Historian of science Emerson “Tom” McMullen at Georgia Southern University (GSU) is in hot water for criticizing Darwinian evolution in class, which critics have equated with “us[ing] class time to proselytize students and advance his personal religion, Christianity.” The Freedom from Religion Foundation (FFRF), Richard Dawkins, and Jerry Coyne — in other words, the usual anti-academic freedom bullies — are demanding that GSU investigate and censor Professor McMullen.
Not having access to all of the relevant facts, I don’t know whether Professor McMullen has crossed any lines in his teaching, or even whether I would agree with all of his criticisms of Darwinian evolution. What I do know is that his critics’ assumption that objecting to Darwinian theory is tantamount to Christian advocacy is patently false.
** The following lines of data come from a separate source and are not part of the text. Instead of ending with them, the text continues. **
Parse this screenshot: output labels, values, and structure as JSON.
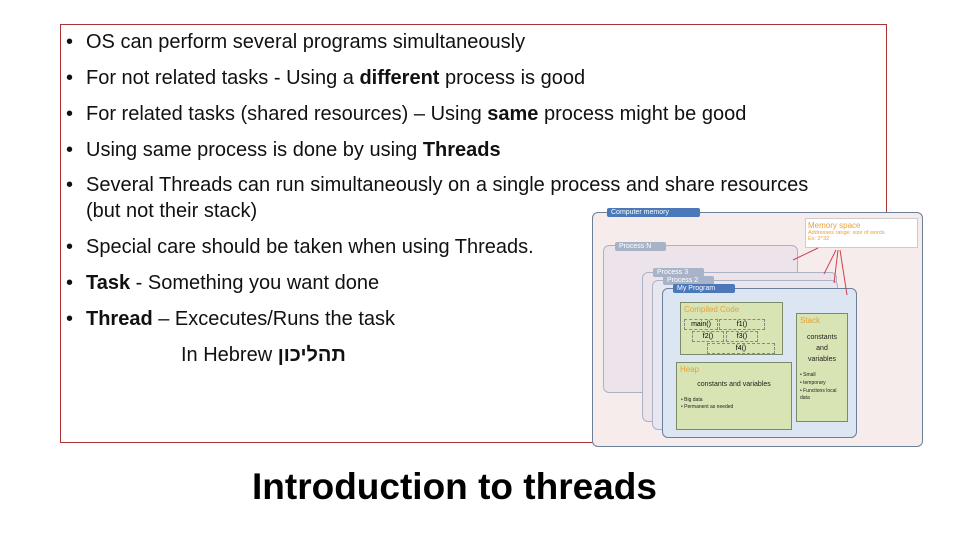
{
  "bullets": [
    {
      "parts": [
        {
          "text": "OS can perform several programs simultaneously",
          "bold": false
        }
      ]
    },
    {
      "parts": [
        {
          "text": "For not related tasks - Using a ",
          "bold": false
        },
        {
          "text": "different",
          "bold": true
        },
        {
          "text": " process is good",
          "bold": false
        }
      ]
    },
    {
      "parts": [
        {
          "text": "For related tasks (shared resources) – Using ",
          "bold": false
        },
        {
          "text": "same",
          "bold": true
        },
        {
          "text": " process might be good",
          "bold": false
        }
      ]
    },
    {
      "parts": [
        {
          "text": "Using same process is done by using ",
          "bold": false
        },
        {
          "text": "Threads",
          "bold": true
        }
      ]
    },
    {
      "parts": [
        {
          "text": "Several Threads can run simultaneously on a single process and share resources",
          "bold": false
        }
      ],
      "cont": "(but not their stack)"
    },
    {
      "parts": [
        {
          "text": "Special care should be taken when using Threads.",
          "bold": false
        }
      ]
    },
    {
      "parts": [
        {
          "text": "Task",
          "bold": true
        },
        {
          "text": " - Something you want done",
          "bold": false
        }
      ]
    },
    {
      "parts": [
        {
          "text": "Thread",
          "bold": true
        },
        {
          "text": " – Excecutes/Runs the task",
          "bold": false
        }
      ]
    }
  ],
  "hebrew_prefix": "In Hebrew",
  "hebrew_word": "תהליכון",
  "title": "Introduction to threads",
  "diagram": {
    "computer_memory": "Computer memory",
    "memory_space": {
      "title": "Memory space",
      "line1": "Addresses range: size of words",
      "line2": "Ex: 2^32"
    },
    "process_n": "Process N",
    "process_3": "Process 3",
    "process_2": "Process 2",
    "my_program": "My Program",
    "compiled_code": "Compiled Code",
    "functions": [
      "main()",
      "f1()",
      "f2()",
      "f3()",
      "f4()"
    ],
    "heap": {
      "title": "Heap",
      "text": "constants and variables",
      "items": [
        "Big data",
        "Permanent  as needed"
      ]
    },
    "stack": {
      "title": "Stack",
      "text": "constants and variables",
      "items": [
        "Small",
        "temporary",
        "Functions local data"
      ]
    }
  },
  "colors": {
    "frame": "#aa3333",
    "label_blue": "#4a78b8",
    "accent_orange": "#e8a03a"
  }
}
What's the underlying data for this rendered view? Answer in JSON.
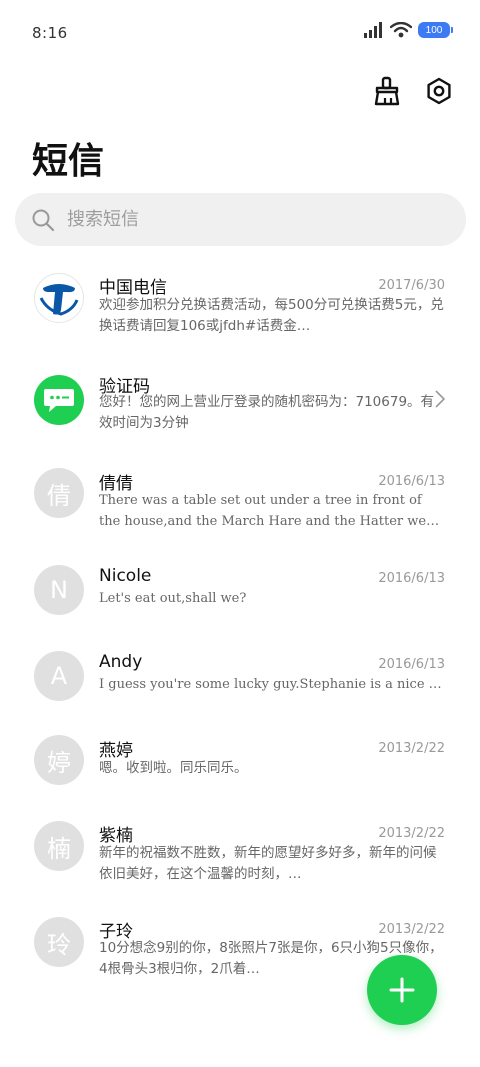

You don’t need to believe in Christianity, Judaism, or any other religion to question whether undirected natural selection and random mutations can explain the major innovations in the history of life. (If you don’t believe there are credible non-religious objections to modern Darwinism, I suggest you read Stephen Meyer’s Darwin’s Doubt.)
The FFRF’s campaign against Professor McMullen reeks of hypocrisy. The FFRF expresses outrage because it seems to believe that critiquing Darwinian theory is an implicit method of preaching religion. But where is the FFRF’s outrage when atheist professors explicitly misuse science to promote atheism in the classroom?
A couple of months ago in the New York Times, University of Washington evolutionary psychologist David Barash boasted of giving what he called “The Talk” to students in his classes each year. According to Barash, the purpose of “The Talk” is to persuade students that “The more we know of evolution, the more unavoidable is the conclusion that living things, including human beings, are produced by a natural, totally amoral process, with no indication of a benevolent, controlling creator.” In other words, Barash actually boasts of pushing atheism in the classroom in the name of science. I have yet to see any letters or press releases from FFRF demanding an investigation of Barash. Why not?
Similarly, last year Discovery Institute provided extensive documentation of how an English professor at Ball State University has taught a course in which the sole textbook is an anthology edited by an atheist that is filled with articles attacking religion in the name of science without offering any opposing view. Contributors to the book declare that “Science Must Destroy Religion,” that “There is no God; no Intelligent Designer; no higher purpose to our lives,” and even that science should assume the role currently played by religion and that scientists should function as our “high priests.” Again, I’m not aware of even a peep from FFRF complaining about this professor’s attacks on religion in his course.
It seems to me that FFRF actually supports “proselytizing” — so long as professors misuse science to promote atheism.
I’d like to issue a challenge to the leadership of the FFRF: If you are serious about stopping college professors from pushing their metaphysical agendas in the classroom, send a letter to the University of Washington demanding that it investigate and censor David Barash for his promotion of atheism — and then issue a press release about it. If you do that, I am willing to send the FFRF a free copy our new Privileged Species DVD or a $10 gift card to Starbucks (FFRF’s choice).
Image: Georgia Southern University Public Domain/Wikipedia.